» **Work required**
What lines in the entries below contain the word "content"? Copy all of them.
[Information shown Boundary: Start]
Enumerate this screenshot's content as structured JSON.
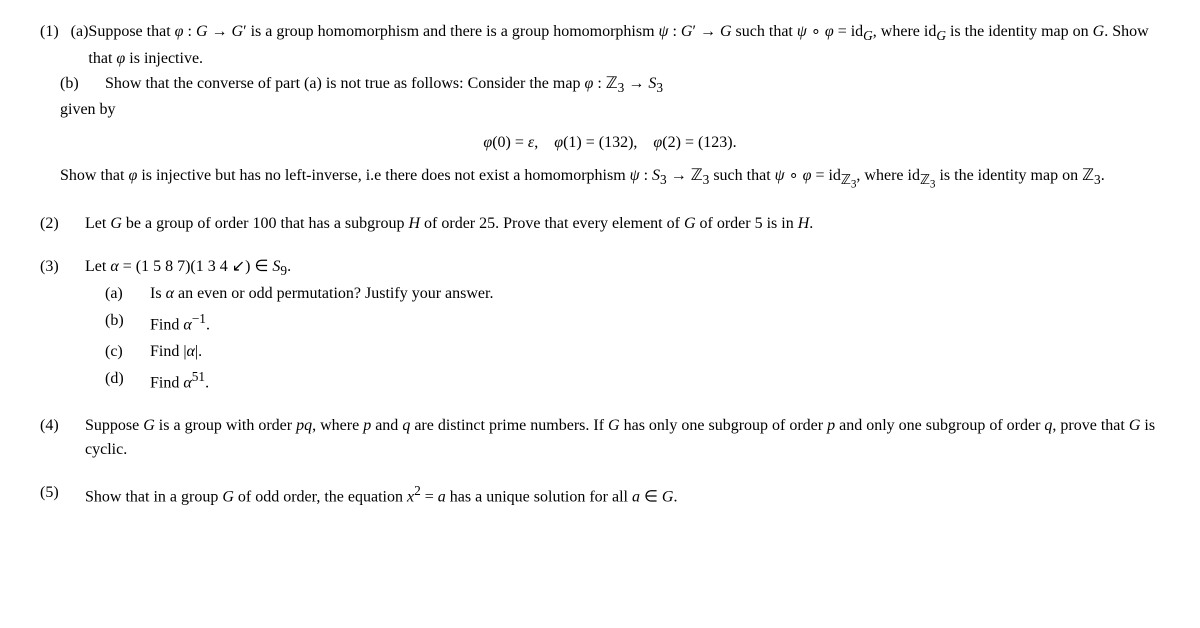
{
  "problems": [
    {
      "number": "(1)",
      "parts": [
        {
          "label": "(a)",
          "lines": [
            "Suppose that φ : G → G′ is a group homomorphism and there is a group homomorphism",
            "ψ : G′ → G such that ψ ∘ φ = id_G, where id_G is the identity map on G. Show that φ is injective."
          ]
        },
        {
          "label": "(b)",
          "intro": "Show that the converse of part (a) is not true as follows: Consider the map φ : ℤ₃ → S₃",
          "given": "given by",
          "formula": "φ(0) = ε,   φ(1) = (132),   φ(2) = (123).",
          "conclusion": "Show that φ is injective but has no left-inverse, i.e there does not exist a homomorphism ψ : S₃ → ℤ₃ such that ψ ∘ φ = id_ℤ₃, where id_ℤ₃ is the identity map on ℤ₃."
        }
      ]
    },
    {
      "number": "(2)",
      "text": "Let G be a group of order 100 that has a subgroup H of order 25. Prove that every element of G of order 5 is in H."
    },
    {
      "number": "(3)",
      "intro": "Let α = (1 5 8 7)(1 3 4 ↙) ∈ S₉.",
      "parts": [
        {
          "label": "(a)",
          "text": "Is α an even or odd permutation? Justify your answer."
        },
        {
          "label": "(b)",
          "text": "Find α⁻¹."
        },
        {
          "label": "(c)",
          "text": "Find |α|."
        },
        {
          "label": "(d)",
          "text": "Find α⁵¹."
        }
      ]
    },
    {
      "number": "(4)",
      "text": "Suppose G is a group with order pq, where p and q are distinct prime numbers. If G has only one subgroup of order p and only one subgroup of order q, prove that G is cyclic."
    },
    {
      "number": "(5)",
      "text": "Show that in a group G of odd order, the equation x² = a has a unique solution for all a ∈ G."
    }
  ]
}
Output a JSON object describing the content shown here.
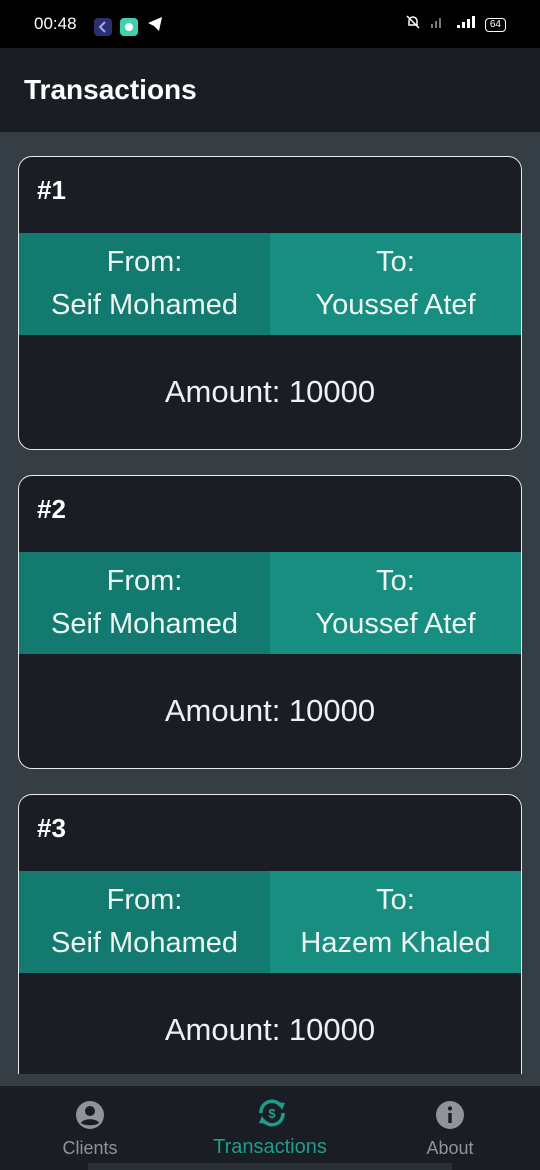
{
  "status_bar": {
    "time": "00:48",
    "battery": "64"
  },
  "app_bar": {
    "title": "Transactions"
  },
  "transactions": [
    {
      "number": "#1",
      "from_label": "From:",
      "from_name": "Seif Mohamed",
      "to_label": "To:",
      "to_name": "Youssef Atef",
      "amount": "Amount: 10000"
    },
    {
      "number": "#2",
      "from_label": "From:",
      "from_name": "Seif Mohamed",
      "to_label": "To:",
      "to_name": "Youssef Atef",
      "amount": "Amount: 10000"
    },
    {
      "number": "#3",
      "from_label": "From:",
      "from_name": "Seif Mohamed",
      "to_label": "To:",
      "to_name": "Hazem Khaled",
      "amount": "Amount: 10000"
    }
  ],
  "bottom_nav": {
    "items": [
      {
        "label": "Clients",
        "icon": "account-circle-icon"
      },
      {
        "label": "Transactions",
        "icon": "currency-exchange-icon"
      },
      {
        "label": "About",
        "icon": "info-icon"
      }
    ],
    "active_index": 1
  },
  "colors": {
    "accent": "#1f9d8c",
    "from_bg": "#127a6e",
    "to_bg": "#178e80",
    "card_bg": "#1a1d23",
    "page_bg": "#343e44"
  }
}
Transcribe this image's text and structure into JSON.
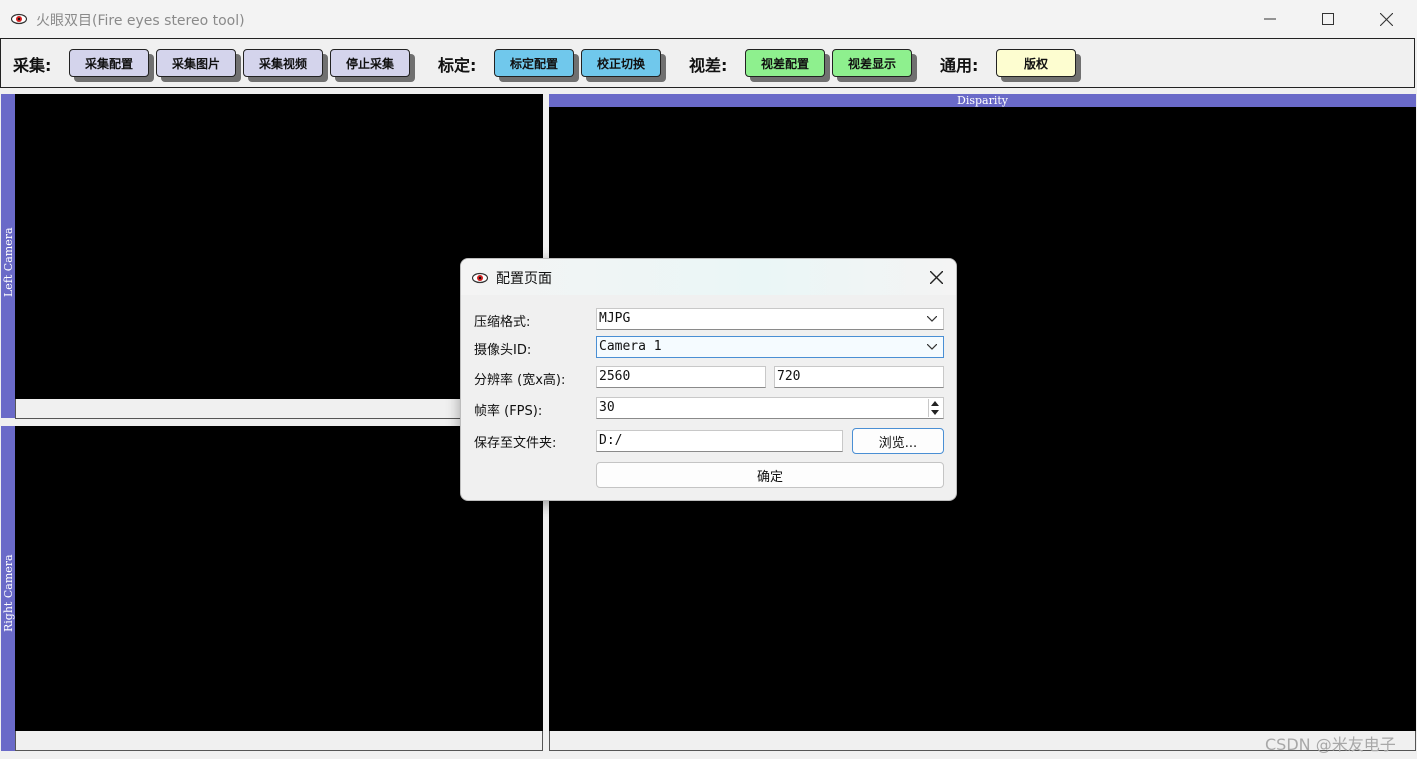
{
  "window": {
    "title": "火眼双目(Fire eyes stereo tool)",
    "icon": "eye-icon"
  },
  "toolbar": {
    "capture_label": "采集:",
    "capture_config": "采集配置",
    "capture_image": "采集图片",
    "capture_video": "采集视频",
    "stop_capture": "停止采集",
    "calib_label": "标定:",
    "calib_config": "标定配置",
    "rectify_switch": "校正切换",
    "disparity_label": "视差:",
    "disparity_config": "视差配置",
    "disparity_show": "视差显示",
    "general_label": "通用:",
    "copyright": "版权"
  },
  "panels": {
    "left_camera": "Left Camera",
    "right_camera": "Right Camera",
    "disparity": "Disparity"
  },
  "dialog": {
    "title": "配置页面",
    "format_label": "压缩格式:",
    "format_value": "MJPG",
    "camera_label": "摄像头ID:",
    "camera_value": "Camera 1",
    "resolution_label": "分辨率 (宽x高):",
    "width_value": "2560",
    "height_value": "720",
    "fps_label": "帧率 (FPS):",
    "fps_value": "30",
    "folder_label": "保存至文件夹:",
    "folder_value": "D:/",
    "browse": "浏览...",
    "confirm": "确定"
  },
  "watermark": "CSDN @米友电子",
  "colors": {
    "panel_tab": "#6a6ac8",
    "capture_buttons": "#d4d4ec",
    "calib_buttons": "#70c8ec",
    "disparity_buttons": "#8ef08e",
    "general_buttons": "#fdfdd0"
  }
}
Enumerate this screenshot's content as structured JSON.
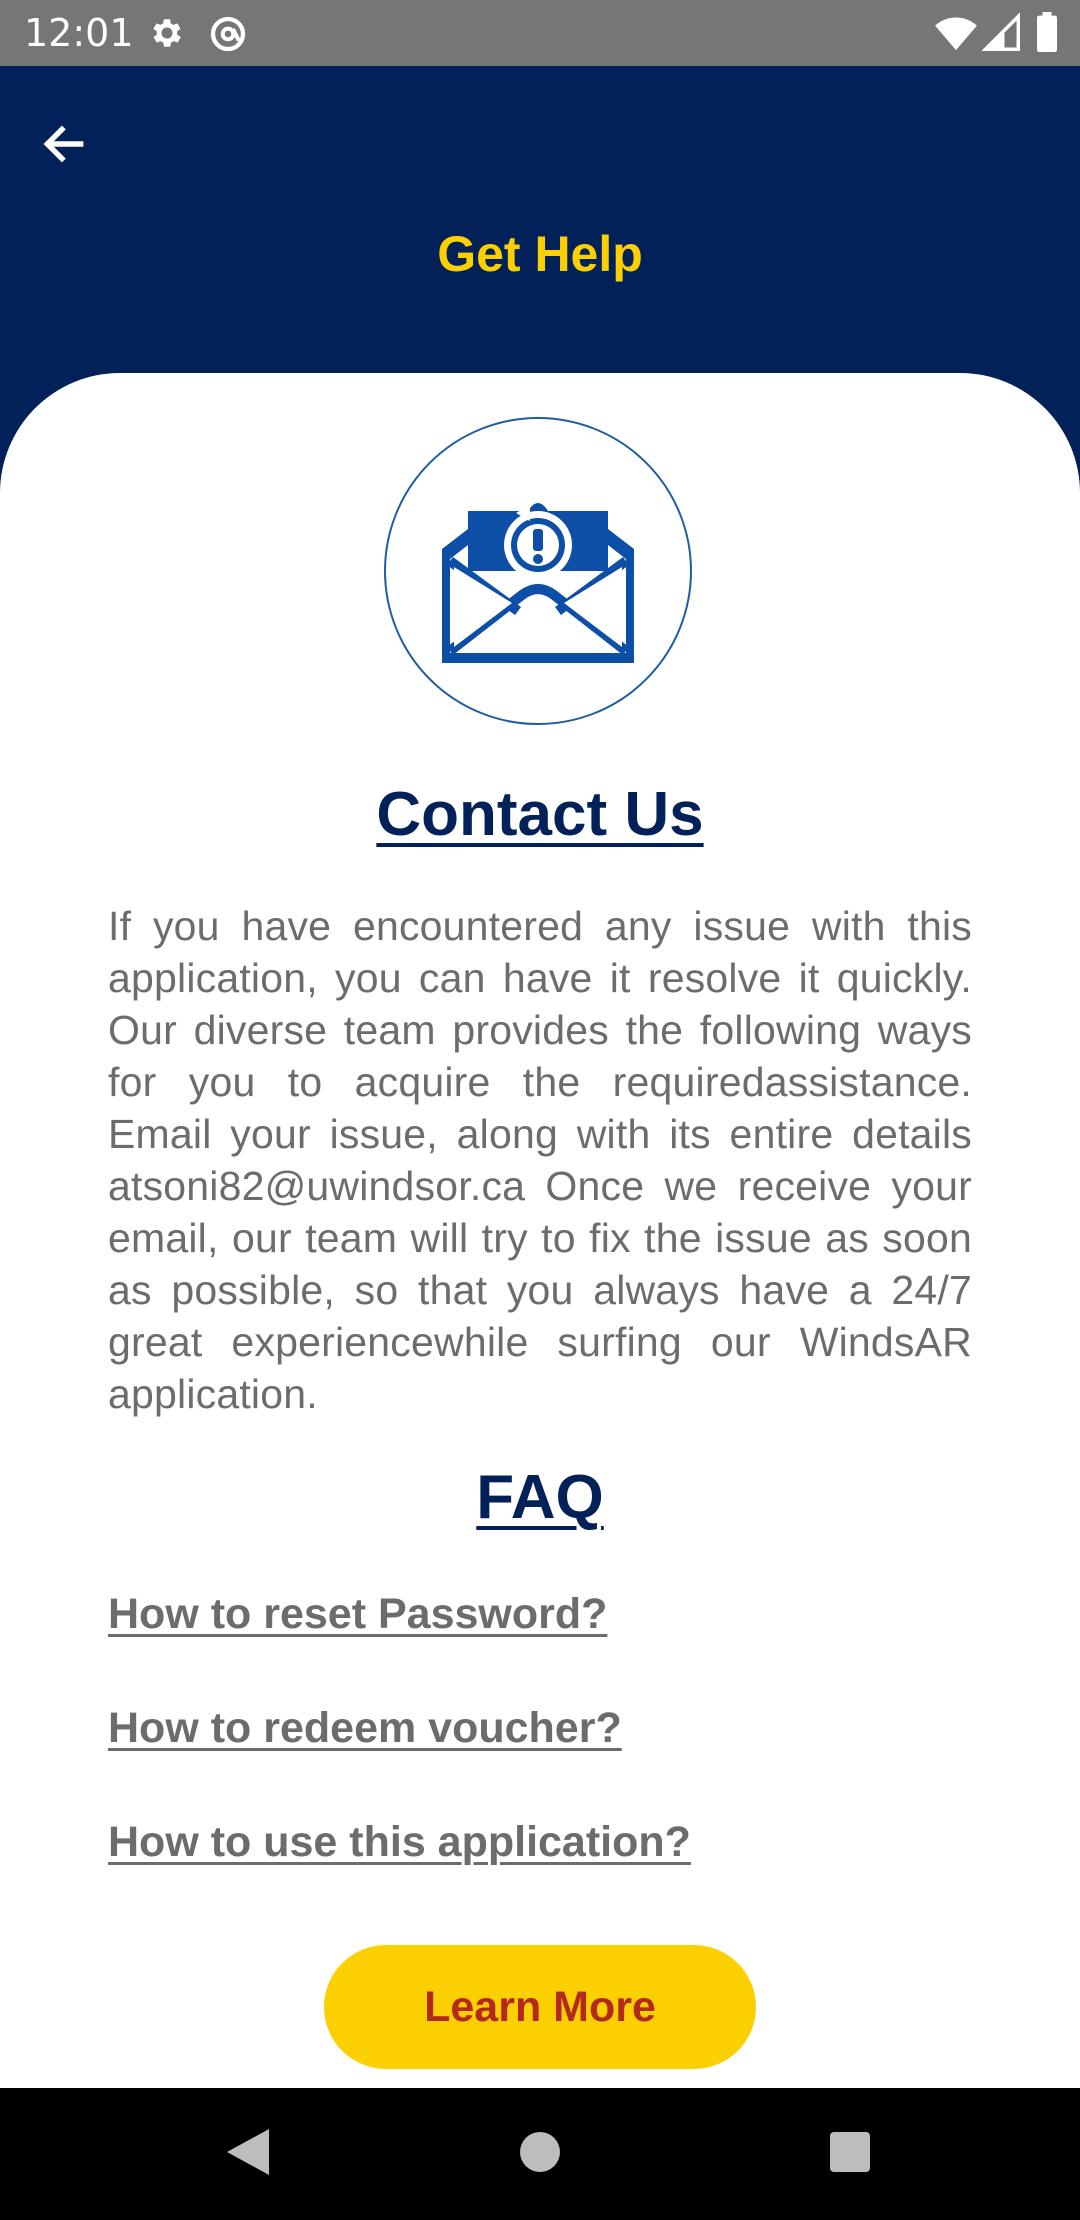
{
  "status_bar": {
    "time": "12:01",
    "icons": [
      "settings-gear-icon",
      "at-sign-icon",
      "wifi-icon",
      "cell-signal-icon",
      "battery-icon"
    ]
  },
  "app_bar": {
    "back_icon": "arrow-left-icon",
    "title": "Get Help"
  },
  "colors": {
    "primary_navy": "#012158",
    "accent_yellow": "#fcd000",
    "button_text_red": "#b5281c",
    "body_gray": "#6c6c6c",
    "icon_blue": "#0d4ea6"
  },
  "contact": {
    "hero_icon": "email-alert-icon",
    "heading": "Contact Us",
    "body": "If you have encountered any issue with this application, you can have it resolve it quickly. Our diverse team provides the following ways for you to acquire the requiredassistance. Email your issue, along with its entire details atsoni82@uwindsor.ca Once we receive your email, our team will try to fix the issue as soon as possible, so that you always have a 24/7 great experiencewhile surfing our WindsAR application."
  },
  "faq": {
    "heading": "FAQ",
    "items": [
      {
        "label": "How to reset Password?"
      },
      {
        "label": "How to redeem voucher?"
      },
      {
        "label": "How to use this application?"
      }
    ]
  },
  "learn_more": {
    "label": "Learn More"
  },
  "nav_bar": {
    "icons": [
      "nav-back-icon",
      "nav-home-icon",
      "nav-recents-icon"
    ]
  }
}
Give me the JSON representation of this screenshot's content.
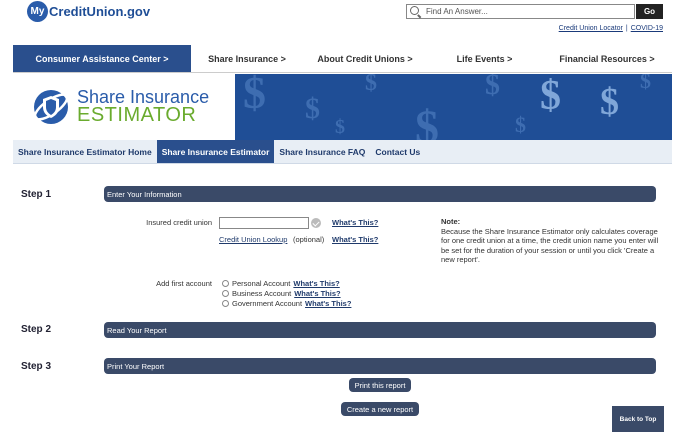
{
  "header": {
    "logo_my": "My",
    "logo_text": "CreditUnion.gov",
    "search_placeholder": "Find An Answer...",
    "go_label": "Go",
    "utility_links": [
      "Credit Union Locator",
      "COVID-19"
    ],
    "utility_sep": "|"
  },
  "mainnav": {
    "items": [
      {
        "label": "Consumer Assistance Center >"
      },
      {
        "label": "Share Insurance >"
      },
      {
        "label": "About Credit Unions >"
      },
      {
        "label": "Life Events >"
      },
      {
        "label": "Financial Resources >"
      }
    ]
  },
  "banner": {
    "title_line1": "Share Insurance",
    "title_line2": "ESTIMATOR",
    "accent_blue": "#1f4e96",
    "accent_green": "#6aab2e"
  },
  "subnav": {
    "tabs": [
      {
        "label": "Share Insurance Estimator Home"
      },
      {
        "label": "Share Insurance Estimator"
      },
      {
        "label": "Share Insurance FAQ"
      },
      {
        "label": "Contact Us"
      }
    ]
  },
  "steps": [
    {
      "label": "Step 1",
      "bar": "Enter Your Information"
    },
    {
      "label": "Step 2",
      "bar": "Read Your Report"
    },
    {
      "label": "Step 3",
      "bar": "Print Your Report"
    }
  ],
  "form": {
    "insured_label": "Insured credit union",
    "whats_this": "What's This?",
    "lookup_link": "Credit Union Lookup",
    "optional": "(optional)",
    "add_account_label": "Add first account",
    "accounts": [
      {
        "label": "Personal Account"
      },
      {
        "label": "Business Account"
      },
      {
        "label": "Government Account"
      }
    ]
  },
  "note": {
    "title": "Note:",
    "body": "Because the Share Insurance Estimator only calculates coverage for one credit union at a time, the credit union name you enter will be set for the duration of your session or until you click 'Create a new report'."
  },
  "buttons": {
    "print": "Print this report",
    "new_report": "Create a new report",
    "back_to_top": "Back to Top"
  }
}
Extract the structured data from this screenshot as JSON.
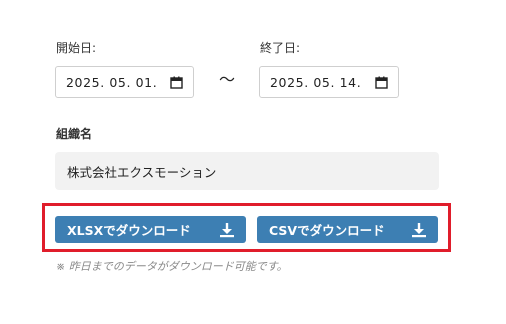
{
  "start_date": {
    "label": "開始日:",
    "value": "2025. 05. 01."
  },
  "range_separator": "〜",
  "end_date": {
    "label": "終了日:",
    "value": "2025. 05. 14."
  },
  "organization": {
    "label": "組織名",
    "value": "株式会社エクスモーション"
  },
  "buttons": {
    "xlsx_label": "XLSXでダウンロード",
    "csv_label": "CSVでダウンロード"
  },
  "note": "※ 昨日までのデータがダウンロード可能です。",
  "colors": {
    "button_bg": "#3d7fb3",
    "highlight_border": "#e01d2b",
    "field_bg": "#f2f2f2"
  },
  "icons": {
    "calendar": "calendar-icon",
    "download": "download-icon"
  }
}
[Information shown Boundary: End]
» **Answer below**
Enumerate this screenshot's content as structured JSON.
Output a JSON object describing the content shown here.
Enumerate this screenshot's content as structured JSON.
Give me the JSON representation of this screenshot's content.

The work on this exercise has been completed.